[Data records for software interfaces]
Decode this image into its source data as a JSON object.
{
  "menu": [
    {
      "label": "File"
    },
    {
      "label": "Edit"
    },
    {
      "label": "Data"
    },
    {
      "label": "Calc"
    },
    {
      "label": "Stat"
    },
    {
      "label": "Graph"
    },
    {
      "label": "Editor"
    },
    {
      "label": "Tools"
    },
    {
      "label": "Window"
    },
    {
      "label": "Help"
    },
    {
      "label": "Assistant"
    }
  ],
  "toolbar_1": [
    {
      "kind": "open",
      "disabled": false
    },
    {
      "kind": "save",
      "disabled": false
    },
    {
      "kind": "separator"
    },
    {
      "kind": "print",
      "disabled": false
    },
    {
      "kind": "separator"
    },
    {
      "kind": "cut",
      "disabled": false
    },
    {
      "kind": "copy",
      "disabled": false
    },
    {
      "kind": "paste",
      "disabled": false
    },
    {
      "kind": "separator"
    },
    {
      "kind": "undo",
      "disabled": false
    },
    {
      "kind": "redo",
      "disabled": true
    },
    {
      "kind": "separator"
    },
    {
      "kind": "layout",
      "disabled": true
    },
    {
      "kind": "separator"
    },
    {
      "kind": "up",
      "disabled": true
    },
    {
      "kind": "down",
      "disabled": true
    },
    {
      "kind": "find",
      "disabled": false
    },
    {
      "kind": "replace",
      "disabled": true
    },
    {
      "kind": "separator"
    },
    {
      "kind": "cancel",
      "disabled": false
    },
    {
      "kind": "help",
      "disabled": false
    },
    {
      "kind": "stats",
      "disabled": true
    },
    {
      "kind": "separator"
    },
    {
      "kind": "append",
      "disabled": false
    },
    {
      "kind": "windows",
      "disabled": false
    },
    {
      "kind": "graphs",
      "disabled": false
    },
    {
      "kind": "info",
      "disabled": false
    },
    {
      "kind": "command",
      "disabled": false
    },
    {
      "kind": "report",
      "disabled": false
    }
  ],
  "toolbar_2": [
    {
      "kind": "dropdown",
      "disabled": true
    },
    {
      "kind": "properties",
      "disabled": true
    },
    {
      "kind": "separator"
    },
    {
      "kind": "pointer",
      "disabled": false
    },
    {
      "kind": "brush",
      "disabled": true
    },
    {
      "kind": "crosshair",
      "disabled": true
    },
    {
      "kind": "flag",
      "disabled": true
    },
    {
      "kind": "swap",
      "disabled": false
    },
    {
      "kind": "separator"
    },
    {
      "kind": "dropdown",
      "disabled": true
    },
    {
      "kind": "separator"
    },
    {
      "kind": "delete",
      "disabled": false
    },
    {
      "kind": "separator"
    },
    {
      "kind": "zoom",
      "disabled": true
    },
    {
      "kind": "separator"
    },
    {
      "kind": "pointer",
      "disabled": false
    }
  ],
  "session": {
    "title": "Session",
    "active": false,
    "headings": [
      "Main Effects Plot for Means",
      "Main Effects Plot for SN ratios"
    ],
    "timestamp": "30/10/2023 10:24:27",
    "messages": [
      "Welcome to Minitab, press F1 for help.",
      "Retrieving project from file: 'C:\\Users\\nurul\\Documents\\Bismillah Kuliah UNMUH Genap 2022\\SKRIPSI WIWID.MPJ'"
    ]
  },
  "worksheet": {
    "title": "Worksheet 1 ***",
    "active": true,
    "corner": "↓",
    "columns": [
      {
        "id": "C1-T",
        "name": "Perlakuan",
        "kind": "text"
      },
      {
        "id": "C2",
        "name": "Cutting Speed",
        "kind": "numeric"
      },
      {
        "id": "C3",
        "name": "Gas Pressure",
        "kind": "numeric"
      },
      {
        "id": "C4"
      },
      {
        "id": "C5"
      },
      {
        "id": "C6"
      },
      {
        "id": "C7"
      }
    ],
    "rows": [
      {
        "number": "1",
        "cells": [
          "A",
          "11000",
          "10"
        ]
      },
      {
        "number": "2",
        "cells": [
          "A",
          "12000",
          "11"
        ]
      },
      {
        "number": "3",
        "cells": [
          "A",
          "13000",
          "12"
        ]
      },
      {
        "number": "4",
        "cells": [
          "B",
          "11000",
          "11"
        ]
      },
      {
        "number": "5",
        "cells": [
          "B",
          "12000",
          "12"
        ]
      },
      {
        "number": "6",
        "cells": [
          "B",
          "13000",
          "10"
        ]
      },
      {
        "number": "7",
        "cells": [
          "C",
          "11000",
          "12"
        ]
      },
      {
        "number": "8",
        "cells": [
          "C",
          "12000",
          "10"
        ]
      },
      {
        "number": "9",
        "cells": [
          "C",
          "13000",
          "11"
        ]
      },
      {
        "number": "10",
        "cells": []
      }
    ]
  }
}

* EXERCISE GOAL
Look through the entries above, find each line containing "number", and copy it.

* RESPONSE TO THIS EXERCISE
        "number": "1",
        "number": "2",
        "number": "3",
        "number": "4",
        "number": "5",
        "number": "6",
        "number": "7",
        "number": "8",
        "number": "9",
        "number": "10",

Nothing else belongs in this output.